Initially, the standards were proposed by 201 technical committees that are composed of 15 to 25 members, which operate under the Ministry of Trade & Industry. The committee members are comprised of government officials, private businesspeople, academicians and professionals.
Under the management system category, the Council approved 12 new, eight revised and 13 reaffirmed standards. Graphical symbol and technical drawing received 22, nine and 30 new, revised and reaffirmed standards, respectively.
The driving licence training category, which is included in the standard system for the first time, got four new standards.
Tamiru Tulu, drivers competence assurance director at the Federal Transport Authority, believes that the new standards will play a significant role in reducing traffic accidents.
"But only if they're enforced well," he said.
New and revised standards for the construction, leather, textiles, chemicals, electronics, food and agriculture industries were also tabled to the Council. They are waiting for approval, according to Yesima Geru, communications director at the Agency, which was established in 1972 and reports to the Ministry of Innovation & Technology.
Generally, once the standards are set, they will remain active for five years before any revision, reaffirmation or withdrawal. But, nowadays, the standards are revised frequently due to technological advancements, according to Yesima.
Between March 30, 2019, and April 8, 2019, the Council approved 95 new, 27 revised and 46 reaffirmed standards.
Before the approval of the new standards, there were 253 mandatory and 10,682 voluntary standards approved by the Council.
Even though the businesses that operate in the three categories are not forced to comply with the standards, they can benefit from them to build their image, according to Tadele Kumie, a management systems consultant at Integrated Quality Solutions Plc.
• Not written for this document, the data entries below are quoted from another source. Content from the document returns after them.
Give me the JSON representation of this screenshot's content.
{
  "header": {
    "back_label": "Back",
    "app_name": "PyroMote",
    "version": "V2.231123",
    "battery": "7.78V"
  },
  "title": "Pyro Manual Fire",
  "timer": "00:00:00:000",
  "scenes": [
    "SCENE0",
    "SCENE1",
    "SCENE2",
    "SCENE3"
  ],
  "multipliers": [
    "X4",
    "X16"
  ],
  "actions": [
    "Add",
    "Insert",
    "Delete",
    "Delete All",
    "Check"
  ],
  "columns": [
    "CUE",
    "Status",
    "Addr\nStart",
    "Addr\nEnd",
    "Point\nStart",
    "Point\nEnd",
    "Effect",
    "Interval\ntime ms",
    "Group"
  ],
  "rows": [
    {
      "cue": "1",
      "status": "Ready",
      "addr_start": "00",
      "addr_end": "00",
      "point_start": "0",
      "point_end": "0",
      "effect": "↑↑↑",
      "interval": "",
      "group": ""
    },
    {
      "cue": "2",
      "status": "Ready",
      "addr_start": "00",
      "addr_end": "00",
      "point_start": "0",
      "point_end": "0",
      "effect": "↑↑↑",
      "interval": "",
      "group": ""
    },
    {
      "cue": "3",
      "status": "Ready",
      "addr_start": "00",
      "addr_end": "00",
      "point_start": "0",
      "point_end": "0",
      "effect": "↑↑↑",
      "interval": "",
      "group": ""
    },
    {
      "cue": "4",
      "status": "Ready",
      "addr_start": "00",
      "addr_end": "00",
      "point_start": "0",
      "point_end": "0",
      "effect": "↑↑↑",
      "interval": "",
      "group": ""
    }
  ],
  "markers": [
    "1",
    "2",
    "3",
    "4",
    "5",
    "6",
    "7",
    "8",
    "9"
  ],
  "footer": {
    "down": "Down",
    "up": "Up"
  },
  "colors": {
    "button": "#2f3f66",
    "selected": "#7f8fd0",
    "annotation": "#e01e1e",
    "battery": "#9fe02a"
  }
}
Tadele also believes that the existing mandatory standards are too high and need to be reduced.
"When the number of mandatory standards are high," said Tadele, "the Agency will face challenges in enforcing and regulating them."